## Provided material
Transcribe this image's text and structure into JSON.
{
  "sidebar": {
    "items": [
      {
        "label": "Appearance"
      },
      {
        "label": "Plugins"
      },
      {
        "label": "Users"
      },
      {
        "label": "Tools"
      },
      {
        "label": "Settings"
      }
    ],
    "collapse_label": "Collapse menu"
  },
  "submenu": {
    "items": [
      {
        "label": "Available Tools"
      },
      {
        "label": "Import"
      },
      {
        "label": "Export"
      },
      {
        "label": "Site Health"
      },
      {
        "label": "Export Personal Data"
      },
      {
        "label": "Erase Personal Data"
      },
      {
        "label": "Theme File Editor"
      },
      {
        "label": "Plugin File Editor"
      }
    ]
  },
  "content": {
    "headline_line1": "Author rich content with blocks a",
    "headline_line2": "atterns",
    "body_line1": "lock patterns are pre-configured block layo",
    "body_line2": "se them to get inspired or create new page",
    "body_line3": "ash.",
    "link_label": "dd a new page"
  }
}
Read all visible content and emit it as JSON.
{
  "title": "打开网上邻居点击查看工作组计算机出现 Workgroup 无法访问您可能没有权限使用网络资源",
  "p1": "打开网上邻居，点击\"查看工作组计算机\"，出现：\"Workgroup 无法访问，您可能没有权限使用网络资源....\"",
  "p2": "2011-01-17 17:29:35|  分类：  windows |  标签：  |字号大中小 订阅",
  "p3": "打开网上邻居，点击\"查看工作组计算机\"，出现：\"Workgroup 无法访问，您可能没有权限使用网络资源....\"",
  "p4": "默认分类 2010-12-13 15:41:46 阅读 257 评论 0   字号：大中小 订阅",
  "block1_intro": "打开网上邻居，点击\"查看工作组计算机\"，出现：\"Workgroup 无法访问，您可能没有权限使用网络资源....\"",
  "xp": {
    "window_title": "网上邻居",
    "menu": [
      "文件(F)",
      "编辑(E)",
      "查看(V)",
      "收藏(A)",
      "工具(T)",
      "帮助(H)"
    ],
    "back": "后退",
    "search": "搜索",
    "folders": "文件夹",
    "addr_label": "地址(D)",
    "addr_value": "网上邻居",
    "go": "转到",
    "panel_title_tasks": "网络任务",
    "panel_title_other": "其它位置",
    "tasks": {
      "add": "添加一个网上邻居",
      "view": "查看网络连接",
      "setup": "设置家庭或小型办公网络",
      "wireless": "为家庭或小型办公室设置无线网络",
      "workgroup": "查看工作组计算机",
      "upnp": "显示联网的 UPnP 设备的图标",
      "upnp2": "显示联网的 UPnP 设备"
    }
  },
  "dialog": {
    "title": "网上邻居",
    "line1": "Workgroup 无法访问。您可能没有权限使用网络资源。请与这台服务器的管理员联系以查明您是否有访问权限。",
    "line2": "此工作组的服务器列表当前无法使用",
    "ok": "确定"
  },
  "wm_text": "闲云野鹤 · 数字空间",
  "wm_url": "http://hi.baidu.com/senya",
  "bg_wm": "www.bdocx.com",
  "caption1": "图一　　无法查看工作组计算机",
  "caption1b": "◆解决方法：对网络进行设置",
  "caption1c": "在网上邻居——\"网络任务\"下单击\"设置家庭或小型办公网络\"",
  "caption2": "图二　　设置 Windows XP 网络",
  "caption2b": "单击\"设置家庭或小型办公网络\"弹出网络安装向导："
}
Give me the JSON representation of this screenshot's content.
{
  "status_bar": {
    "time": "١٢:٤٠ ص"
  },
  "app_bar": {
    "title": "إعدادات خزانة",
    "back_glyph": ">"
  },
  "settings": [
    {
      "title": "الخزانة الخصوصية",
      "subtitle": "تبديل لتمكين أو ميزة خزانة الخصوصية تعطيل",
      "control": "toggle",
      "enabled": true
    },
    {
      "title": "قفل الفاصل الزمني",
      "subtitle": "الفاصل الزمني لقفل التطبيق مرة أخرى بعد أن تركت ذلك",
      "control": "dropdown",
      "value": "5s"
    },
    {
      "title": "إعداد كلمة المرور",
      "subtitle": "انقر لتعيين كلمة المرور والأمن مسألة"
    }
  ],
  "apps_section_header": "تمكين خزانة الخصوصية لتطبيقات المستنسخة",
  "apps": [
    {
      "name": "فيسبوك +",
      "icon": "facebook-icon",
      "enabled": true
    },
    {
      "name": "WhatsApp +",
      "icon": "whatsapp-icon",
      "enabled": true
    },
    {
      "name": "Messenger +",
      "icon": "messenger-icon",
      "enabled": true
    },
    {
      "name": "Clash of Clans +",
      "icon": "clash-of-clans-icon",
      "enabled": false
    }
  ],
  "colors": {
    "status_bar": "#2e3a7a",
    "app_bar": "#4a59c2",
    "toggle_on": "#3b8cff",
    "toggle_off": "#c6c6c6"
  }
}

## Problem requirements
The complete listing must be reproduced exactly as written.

## Answer below
Transcribe this image's text and structure into JSON.
{
  "sidebar": {
    "items": [
      {
        "label": "Appearance"
      },
      {
        "label": "Plugins"
      },
      {
        "label": "Users"
      },
      {
        "label": "Tools"
      },
      {
        "label": "Settings"
      }
    ],
    "collapse_label": "Collapse menu"
  },
  "submenu": {
    "items": [
      {
        "label": "Available Tools"
      },
      {
        "label": "Import"
      },
      {
        "label": "Export"
      },
      {
        "label": "Site Health"
      },
      {
        "label": "Export Personal Data"
      },
      {
        "label": "Erase Personal Data"
      },
      {
        "label": "Theme File Editor"
      },
      {
        "label": "Plugin File Editor"
      }
    ]
  },
  "content": {
    "headline_line1": "Author rich content with blocks a",
    "headline_line2": "atterns",
    "body_line1": "lock patterns are pre-configured block layo",
    "body_line2": "se them to get inspired or create new page",
    "body_line3": "ash.",
    "link_label": "dd a new page"
  }
}
Read all visible content and emit it as JSON.
{
  "title": "打开网上邻居点击查看工作组计算机出现 Workgroup 无法访问您可能没有权限使用网络资源",
  "p1": "打开网上邻居，点击\"查看工作组计算机\"，出现：\"Workgroup 无法访问，您可能没有权限使用网络资源....\"",
  "p2": "2011-01-17 17:29:35|  分类：  windows |  标签：  |字号大中小 订阅",
  "p3": "打开网上邻居，点击\"查看工作组计算机\"，出现：\"Workgroup 无法访问，您可能没有权限使用网络资源....\"",
  "p4": "默认分类 2010-12-13 15:41:46 阅读 257 评论 0   字号：大中小 订阅",
  "block1_intro": "打开网上邻居，点击\"查看工作组计算机\"，出现：\"Workgroup 无法访问，您可能没有权限使用网络资源....\"",
  "xp": {
    "window_title": "网上邻居",
    "menu": [
      "文件(F)",
      "编辑(E)",
      "查看(V)",
      "收藏(A)",
      "工具(T)",
      "帮助(H)"
    ],
    "back": "后退",
    "search": "搜索",
    "folders": "文件夹",
    "addr_label": "地址(D)",
    "addr_value": "网上邻居",
    "go": "转到",
    "panel_title_tasks": "网络任务",
    "panel_title_other": "其它位置",
    "tasks": {
      "add": "添加一个网上邻居",
      "view": "查看网络连接",
      "setup": "设置家庭或小型办公网络",
      "wireless": "为家庭或小型办公室设置无线网络",
      "workgroup": "查看工作组计算机",
      "upnp": "显示联网的 UPnP 设备的图标",
      "upnp2": "显示联网的 UPnP 设备"
    }
  },
  "dialog": {
    "title": "网上邻居",
    "line1": "Workgroup 无法访问。您可能没有权限使用网络资源。请与这台服务器的管理员联系以查明您是否有访问权限。",
    "line2": "此工作组的服务器列表当前无法使用",
    "ok": "确定"
  },
  "wm_text": "闲云野鹤 · 数字空间",
  "wm_url": "http://hi.baidu.com/senya",
  "bg_wm": "www.bdocx.com",
  "caption1": "图一　　无法查看工作组计算机",
  "caption1b": "◆解决方法：对网络进行设置",
  "caption1c": "在网上邻居——\"网络任务\"下单击\"设置家庭或小型办公网络\"",
  "caption2": "图二　　设置 Windows XP 网络",
  "caption2b": "单击\"设置家庭或小型办公网络\"弹出网络安装向导："
}
Give me the JSON representation of this screenshot's content.
{
  "status_bar": {
    "time": "١٢:٤٠ ص"
  },
  "app_bar": {
    "title": "إعدادات خزانة",
    "back_glyph": ">"
  },
  "settings": [
    {
      "title": "الخزانة الخصوصية",
      "subtitle": "تبديل لتمكين أو ميزة خزانة الخصوصية تعطيل",
      "control": "toggle",
      "enabled": true
    },
    {
      "title": "قفل الفاصل الزمني",
      "subtitle": "الفاصل الزمني لقفل التطبيق مرة أخرى بعد أن تركت ذلك",
      "control": "dropdown",
      "value": "5s"
    },
    {
      "title": "إعداد كلمة المرور",
      "subtitle": "انقر لتعيين كلمة المرور والأمن مسألة"
    }
  ],
  "apps_section_header": "تمكين خزانة الخصوصية لتطبيقات المستنسخة",
  "apps": [
    {
      "name": "فيسبوك +",
      "icon": "facebook-icon",
      "enabled": true
    },
    {
      "name": "WhatsApp +",
      "icon": "whatsapp-icon",
      "enabled": true
    },
    {
      "name": "Messenger +",
      "icon": "messenger-icon",
      "enabled": true
    },
    {
      "name": "Clash of Clans +",
      "icon": "clash-of-clans-icon",
      "enabled": false
    }
  ],
  "colors": {
    "status_bar": "#2e3a7a",
    "app_bar": "#4a59c2",
    "toggle_on": "#3b8cff",
    "toggle_off": "#c6c6c6"
  }
}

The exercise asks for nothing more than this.